(Dataset entries)
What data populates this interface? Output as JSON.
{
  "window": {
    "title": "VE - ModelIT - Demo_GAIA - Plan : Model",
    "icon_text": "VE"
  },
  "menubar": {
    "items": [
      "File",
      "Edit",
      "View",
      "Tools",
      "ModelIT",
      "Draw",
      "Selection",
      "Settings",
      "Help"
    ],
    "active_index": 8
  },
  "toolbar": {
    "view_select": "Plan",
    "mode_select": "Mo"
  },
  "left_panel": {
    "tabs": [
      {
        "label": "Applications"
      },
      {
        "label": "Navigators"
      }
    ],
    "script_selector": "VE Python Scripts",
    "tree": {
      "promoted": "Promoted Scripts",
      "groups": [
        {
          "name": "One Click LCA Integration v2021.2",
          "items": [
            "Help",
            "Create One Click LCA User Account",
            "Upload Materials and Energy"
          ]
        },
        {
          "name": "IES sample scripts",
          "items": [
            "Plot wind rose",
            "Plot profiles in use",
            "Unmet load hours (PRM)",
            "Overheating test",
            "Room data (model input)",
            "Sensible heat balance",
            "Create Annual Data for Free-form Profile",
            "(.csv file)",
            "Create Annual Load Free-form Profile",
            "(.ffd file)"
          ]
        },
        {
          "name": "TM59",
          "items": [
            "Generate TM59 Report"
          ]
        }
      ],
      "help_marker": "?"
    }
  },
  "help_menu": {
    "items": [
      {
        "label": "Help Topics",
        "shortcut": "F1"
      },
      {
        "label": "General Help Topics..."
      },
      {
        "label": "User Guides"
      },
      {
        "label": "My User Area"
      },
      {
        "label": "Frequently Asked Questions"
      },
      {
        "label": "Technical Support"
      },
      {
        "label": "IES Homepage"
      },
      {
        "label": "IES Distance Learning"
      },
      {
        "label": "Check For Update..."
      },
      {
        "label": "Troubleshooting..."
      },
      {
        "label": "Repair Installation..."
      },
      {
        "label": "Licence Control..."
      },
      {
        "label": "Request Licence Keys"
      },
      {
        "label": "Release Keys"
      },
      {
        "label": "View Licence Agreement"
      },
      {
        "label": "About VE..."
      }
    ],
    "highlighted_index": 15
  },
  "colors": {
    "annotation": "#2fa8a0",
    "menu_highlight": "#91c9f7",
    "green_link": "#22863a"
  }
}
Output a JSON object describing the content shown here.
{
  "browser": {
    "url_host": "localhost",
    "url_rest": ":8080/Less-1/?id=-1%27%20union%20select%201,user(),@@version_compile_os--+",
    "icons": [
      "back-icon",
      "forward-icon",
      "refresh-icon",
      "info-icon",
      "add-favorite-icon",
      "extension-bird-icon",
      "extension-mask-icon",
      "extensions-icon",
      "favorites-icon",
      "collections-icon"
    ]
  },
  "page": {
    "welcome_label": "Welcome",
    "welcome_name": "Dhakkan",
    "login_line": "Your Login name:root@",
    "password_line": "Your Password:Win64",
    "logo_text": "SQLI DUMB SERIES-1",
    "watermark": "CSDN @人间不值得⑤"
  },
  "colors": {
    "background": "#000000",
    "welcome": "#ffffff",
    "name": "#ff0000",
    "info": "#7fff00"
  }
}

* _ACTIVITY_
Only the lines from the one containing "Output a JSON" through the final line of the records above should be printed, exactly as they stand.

* _ANSWER TO THIS EXERCISE_
Output a JSON object describing the content shown here.
{
  "browser": {
    "url_host": "localhost",
    "url_rest": ":8080/Less-1/?id=-1%27%20union%20select%201,user(),@@version_compile_os--+",
    "icons": [
      "back-icon",
      "forward-icon",
      "refresh-icon",
      "info-icon",
      "add-favorite-icon",
      "extension-bird-icon",
      "extension-mask-icon",
      "extensions-icon",
      "favorites-icon",
      "collections-icon"
    ]
  },
  "page": {
    "welcome_label": "Welcome",
    "welcome_name": "Dhakkan",
    "login_line": "Your Login name:root@",
    "password_line": "Your Password:Win64",
    "logo_text": "SQLI DUMB SERIES-1",
    "watermark": "CSDN @人间不值得⑤"
  },
  "colors": {
    "background": "#000000",
    "welcome": "#ffffff",
    "name": "#ff0000",
    "info": "#7fff00"
  }
}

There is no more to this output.